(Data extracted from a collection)

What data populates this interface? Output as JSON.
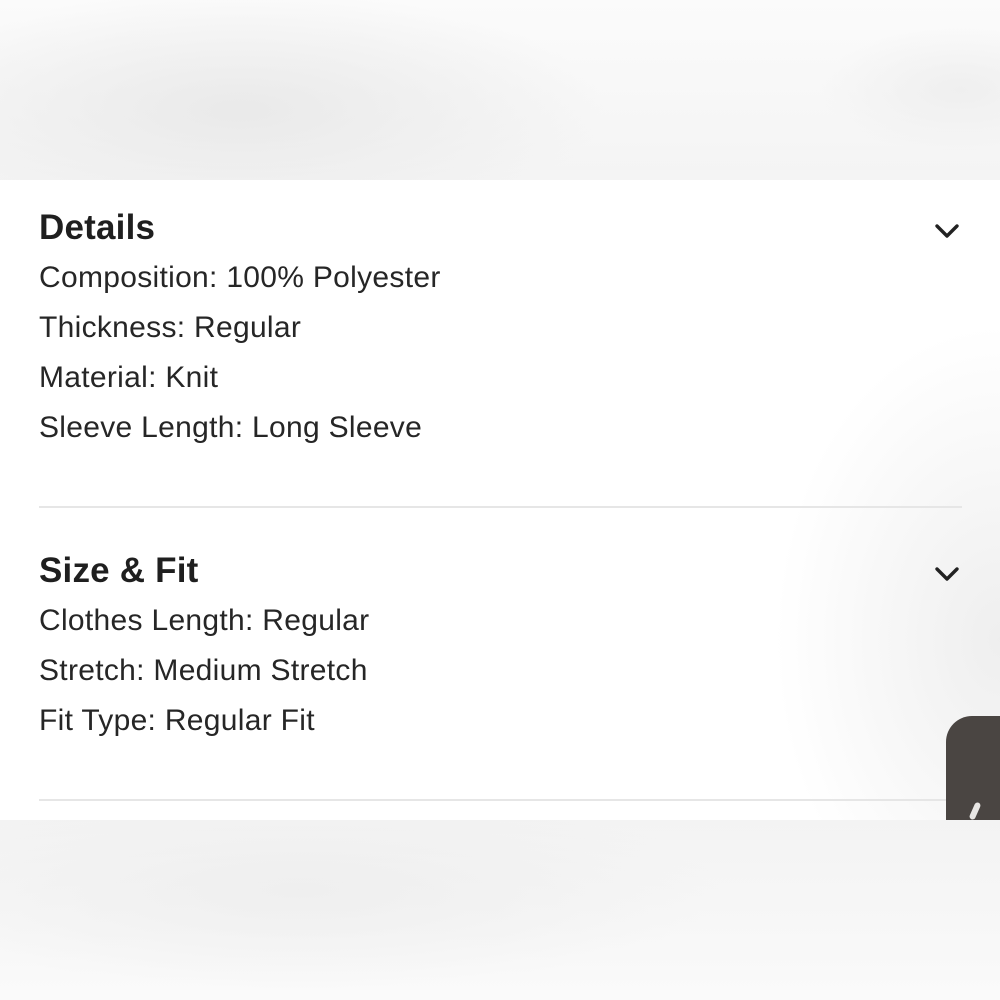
{
  "sections": {
    "details": {
      "title": "Details",
      "toggle_icon": "chevron-down-icon",
      "attributes": [
        {
          "text": "Composition: 100% Polyester"
        },
        {
          "text": "Thickness: Regular"
        },
        {
          "text": "Material: Knit"
        },
        {
          "text": "Sleeve Length: Long Sleeve"
        }
      ]
    },
    "size_fit": {
      "title": "Size & Fit",
      "toggle_icon": "chevron-down-icon",
      "attributes": [
        {
          "text": "Clothes Length: Regular"
        },
        {
          "text": "Stretch: Medium Stretch"
        },
        {
          "text": "Fit Type: Regular Fit"
        }
      ]
    }
  },
  "colors": {
    "title_text": "#1f1f1f",
    "body_text": "#262626",
    "divider": "#e6e6e6",
    "panel_background": "#ffffff"
  }
}
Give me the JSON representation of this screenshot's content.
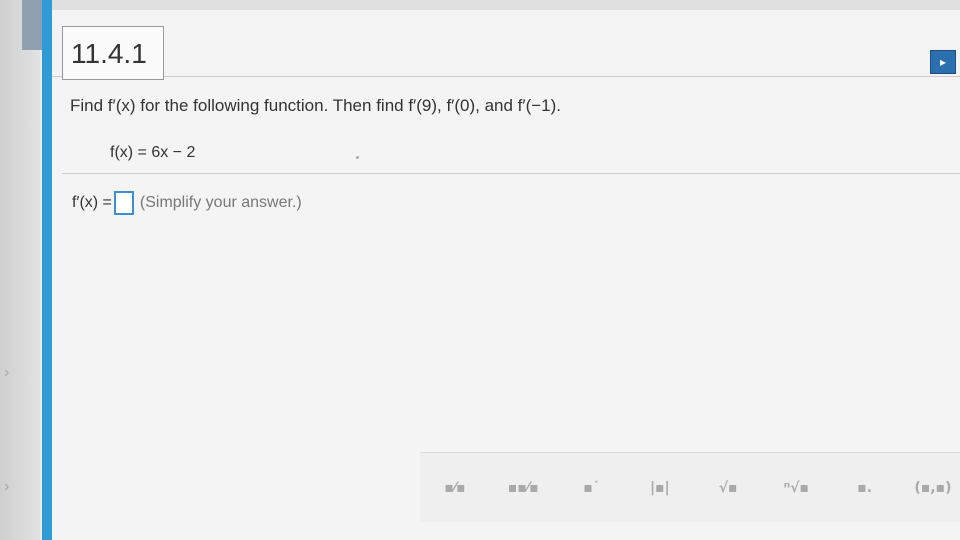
{
  "header": {
    "question_number": "11.4.1",
    "nav_icon": "next-arrow-icon"
  },
  "question": {
    "prompt": "Find f′(x) for the following function. Then find f′(9), f′(0), and f′(−1).",
    "function": "f(x) = 6x − 2"
  },
  "answer": {
    "label": "f′(x) =",
    "value": "",
    "hint": "(Simplify your answer.)"
  },
  "toolbar": {
    "buttons": [
      {
        "name": "fraction-icon",
        "glyph": "▪⁄▪"
      },
      {
        "name": "mixed-number-icon",
        "glyph": "▪▪⁄▪"
      },
      {
        "name": "exponent-icon",
        "glyph": "▪˙"
      },
      {
        "name": "absolute-value-icon",
        "glyph": "|▪|"
      },
      {
        "name": "square-root-icon",
        "glyph": "√▪"
      },
      {
        "name": "nth-root-icon",
        "glyph": "ⁿ√▪"
      },
      {
        "name": "decimal-icon",
        "glyph": "▪."
      },
      {
        "name": "ordered-pair-icon",
        "glyph": "(▪,▪)"
      }
    ]
  }
}
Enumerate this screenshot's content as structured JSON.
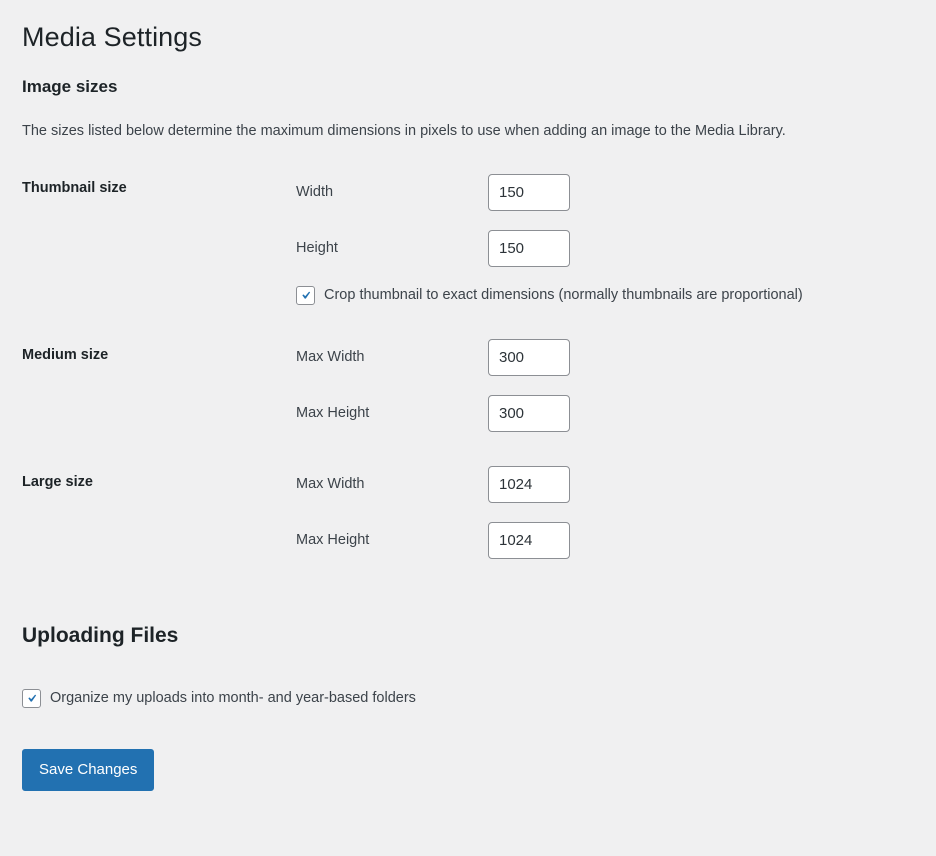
{
  "page": {
    "title": "Media Settings"
  },
  "image_sizes": {
    "heading": "Image sizes",
    "description": "The sizes listed below determine the maximum dimensions in pixels to use when adding an image to the Media Library.",
    "rows": [
      {
        "label": "Thumbnail size",
        "fields": [
          {
            "label": "Width",
            "value": "150"
          },
          {
            "label": "Height",
            "value": "150"
          }
        ],
        "checkbox": {
          "label": "Crop thumbnail to exact dimensions (normally thumbnails are proportional)",
          "checked": true,
          "icon": "checkmark-icon"
        }
      },
      {
        "label": "Medium size",
        "fields": [
          {
            "label": "Max Width",
            "value": "300"
          },
          {
            "label": "Max Height",
            "value": "300"
          }
        ]
      },
      {
        "label": "Large size",
        "fields": [
          {
            "label": "Max Width",
            "value": "1024"
          },
          {
            "label": "Max Height",
            "value": "1024"
          }
        ]
      }
    ]
  },
  "uploading_files": {
    "heading": "Uploading Files",
    "checkbox": {
      "label": "Organize my uploads into month- and year-based folders",
      "checked": true,
      "icon": "checkmark-icon"
    }
  },
  "submit": {
    "label": "Save Changes"
  },
  "colors": {
    "background": "#f0f0f1",
    "accent": "#2271b1",
    "heading_text": "#1d2327",
    "body_text": "#3c434a",
    "input_border": "#8c8f94",
    "input_background": "#ffffff"
  }
}
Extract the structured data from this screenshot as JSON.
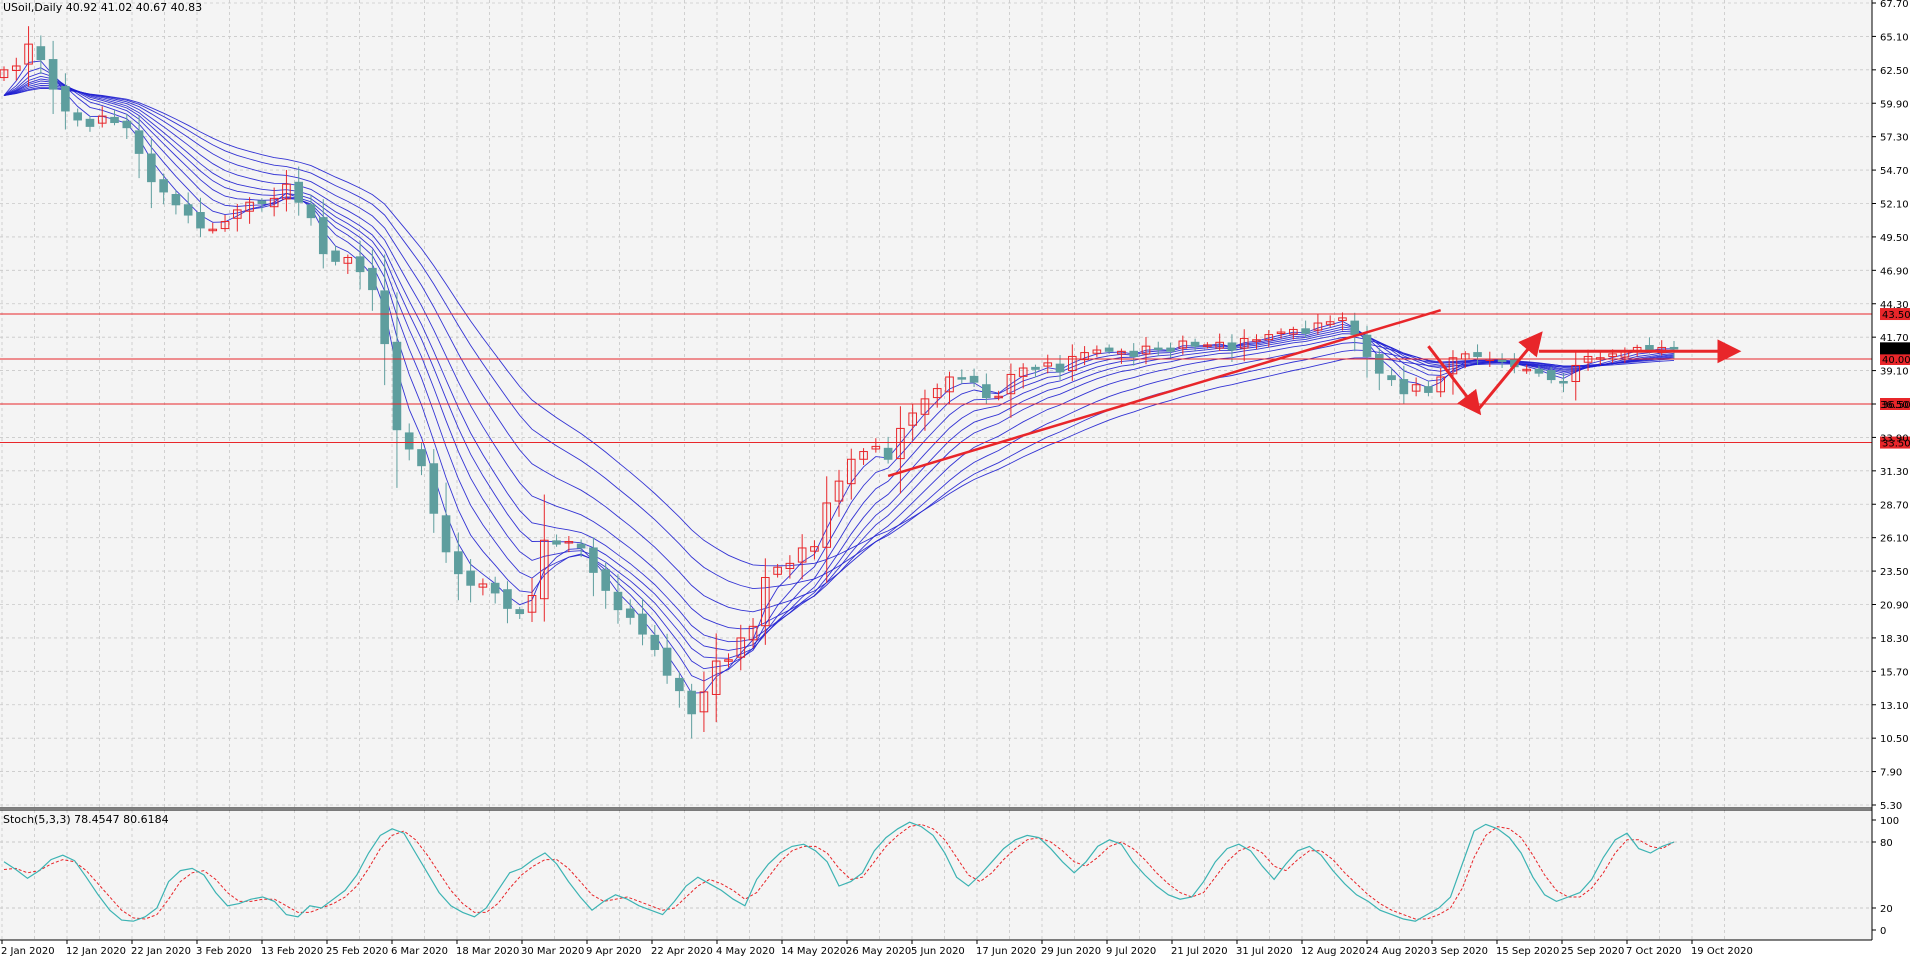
{
  "colors": {
    "background": "#f4f4f4",
    "grid": "#c8c8c8",
    "bull_candle": "#e8262a",
    "bear_candle": "#5e9e9e",
    "ribbon": "#1f1fd0",
    "level_line": "#e8262a",
    "trendline": "#e8262a",
    "stoch_main": "#3cb3b3",
    "stoch_signal": "#e8262a"
  },
  "main_header": {
    "symbol": "USoil,Daily",
    "ohlc": "40.92 41.02 40.67 40.83"
  },
  "stoch_header": {
    "label": "Stoch(5,3,3) 78.4547 80.6184"
  },
  "chart_data": [
    {
      "type": "candlestick",
      "ylim": [
        5.3,
        67.7
      ],
      "y_ticks": [
        "67.70",
        "65.10",
        "62.50",
        "59.90",
        "57.30",
        "54.70",
        "52.10",
        "49.50",
        "46.90",
        "44.30",
        "41.70",
        "39.10",
        "36.50",
        "33.90",
        "31.30",
        "28.70",
        "26.10",
        "23.50",
        "20.90",
        "18.30",
        "15.70",
        "13.10",
        "10.50",
        "7.90",
        "5.30"
      ],
      "x_labels": [
        "2 Jan 2020",
        "12 Jan 2020",
        "22 Jan 2020",
        "3 Feb 2020",
        "13 Feb 2020",
        "25 Feb 2020",
        "6 Mar 2020",
        "18 Mar 2020",
        "30 Mar 2020",
        "9 Apr 2020",
        "22 Apr 2020",
        "4 May 2020",
        "14 May 2020",
        "26 May 2020",
        "5 Jun 2020",
        "17 Jun 2020",
        "29 Jun 2020",
        "9 Jul 2020",
        "21 Jul 2020",
        "31 Jul 2020",
        "12 Aug 2020",
        "24 Aug 2020",
        "3 Sep 2020",
        "15 Sep 2020",
        "25 Sep 2020",
        "7 Oct 2020",
        "19 Oct 2020"
      ],
      "close_trend": [
        62.5,
        62.8,
        64.5,
        63.3,
        61.0,
        59.3,
        58.6,
        58.1,
        58.9,
        58.4,
        58.0,
        56.0,
        53.8,
        53.0,
        52.0,
        51.2,
        50.2,
        50.1,
        50.7,
        51.6,
        52.2,
        52.1,
        52.5,
        53.6,
        52.2,
        51.0,
        48.2,
        47.6,
        47.9,
        46.8,
        45.4,
        41.2,
        34.5,
        33.0,
        31.7,
        28.0,
        25.0,
        23.3,
        22.4,
        22.5,
        21.8,
        20.6,
        20.2,
        21.6,
        25.9,
        25.6,
        25.8,
        25.3,
        23.4,
        22.0,
        20.5,
        19.9,
        18.6,
        17.4,
        15.4,
        14.2,
        12.4,
        14.1,
        16.5,
        16.6,
        18.3,
        19.2,
        23.0,
        23.8,
        24.1,
        25.3,
        25.4,
        28.8,
        30.5,
        32.2,
        32.8,
        33.2,
        32.2,
        34.6,
        35.8,
        36.9,
        37.7,
        38.6,
        38.5,
        38.2,
        37.0,
        37.1,
        38.8,
        39.3,
        39.2,
        39.7,
        39.0,
        40.2,
        40.5,
        40.7,
        40.6,
        40.6,
        40.2,
        41.0,
        40.8,
        40.6,
        41.4,
        41.0,
        41.1,
        41.3,
        40.7,
        41.6,
        41.5,
        41.9,
        42.1,
        42.3,
        42.0,
        42.8,
        42.9,
        43.2,
        41.9,
        40.2,
        38.9,
        38.4,
        37.3,
        38.0,
        37.4,
        38.6,
        40.1,
        40.4,
        40.2,
        40.0,
        39.8,
        39.4,
        39.2,
        38.9,
        38.4,
        38.2,
        39.5,
        40.2,
        40.1,
        40.4,
        40.6,
        40.9,
        40.7,
        40.9,
        40.83
      ],
      "levels": [
        {
          "value": 43.5,
          "label": "43.50"
        },
        {
          "value": 40.0,
          "label": "40.00"
        },
        {
          "value": 36.5,
          "label": "36.50"
        },
        {
          "value": 33.5,
          "label": "33.50"
        }
      ],
      "current_price": {
        "value": 40.83,
        "label": "40.83"
      },
      "trendlines": [
        {
          "from": {
            "bar": 72,
            "price": 30.9
          },
          "to": {
            "bar": 117,
            "price": 43.8
          }
        }
      ],
      "arrows": [
        {
          "from": {
            "bar": 116,
            "price": 41.0
          },
          "to": {
            "bar": 120,
            "price": 36.0
          }
        },
        {
          "from": {
            "bar": 120,
            "price": 36.0
          },
          "to": {
            "bar": 125,
            "price": 41.8
          }
        },
        {
          "from": {
            "bar": 125,
            "price": 40.6
          },
          "to": {
            "bar": 141,
            "price": 40.6
          }
        }
      ]
    },
    {
      "type": "line",
      "ylim": [
        0,
        100
      ],
      "y_ticks": [
        "100",
        "80",
        "20",
        "0"
      ],
      "series_main": [
        62,
        55,
        47,
        54,
        64,
        68,
        63,
        48,
        32,
        18,
        9,
        8,
        12,
        20,
        44,
        54,
        56,
        50,
        34,
        22,
        24,
        28,
        30,
        26,
        14,
        12,
        22,
        20,
        28,
        36,
        50,
        70,
        86,
        92,
        88,
        70,
        52,
        34,
        22,
        16,
        12,
        20,
        36,
        52,
        56,
        64,
        70,
        60,
        44,
        30,
        18,
        26,
        32,
        28,
        22,
        18,
        14,
        26,
        40,
        48,
        42,
        36,
        28,
        22,
        46,
        60,
        70,
        76,
        78,
        72,
        62,
        40,
        44,
        52,
        72,
        84,
        92,
        98,
        94,
        86,
        70,
        48,
        40,
        50,
        62,
        74,
        82,
        86,
        84,
        74,
        62,
        52,
        62,
        76,
        82,
        78,
        62,
        50,
        40,
        32,
        28,
        30,
        44,
        62,
        74,
        78,
        72,
        58,
        46,
        60,
        72,
        76,
        68,
        54,
        42,
        32,
        26,
        18,
        14,
        10,
        8,
        14,
        20,
        30,
        60,
        90,
        96,
        92,
        84,
        70,
        48,
        32,
        26,
        30,
        34,
        46,
        66,
        82,
        88,
        74,
        70,
        76,
        80
      ],
      "series_signal": [
        55,
        56,
        52,
        54,
        60,
        64,
        62,
        54,
        42,
        30,
        18,
        11,
        10,
        14,
        28,
        44,
        52,
        54,
        46,
        34,
        26,
        26,
        28,
        28,
        22,
        16,
        16,
        20,
        24,
        30,
        40,
        56,
        74,
        86,
        90,
        82,
        68,
        52,
        36,
        24,
        16,
        16,
        24,
        38,
        50,
        58,
        64,
        64,
        56,
        44,
        32,
        26,
        28,
        30,
        26,
        22,
        18,
        20,
        30,
        40,
        46,
        42,
        36,
        28,
        34,
        48,
        62,
        72,
        76,
        76,
        70,
        56,
        46,
        48,
        62,
        76,
        86,
        94,
        96,
        92,
        82,
        66,
        50,
        44,
        52,
        64,
        74,
        82,
        84,
        80,
        72,
        62,
        58,
        66,
        76,
        80,
        74,
        64,
        52,
        42,
        34,
        30,
        34,
        48,
        62,
        72,
        76,
        70,
        58,
        54,
        64,
        72,
        72,
        64,
        52,
        42,
        32,
        24,
        18,
        14,
        10,
        10,
        14,
        20,
        38,
        66,
        86,
        94,
        92,
        84,
        68,
        50,
        36,
        30,
        30,
        38,
        52,
        70,
        82,
        82,
        76,
        74,
        80
      ]
    }
  ]
}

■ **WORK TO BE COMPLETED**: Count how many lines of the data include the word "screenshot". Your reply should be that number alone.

■ **TASK SOLUTION**: 3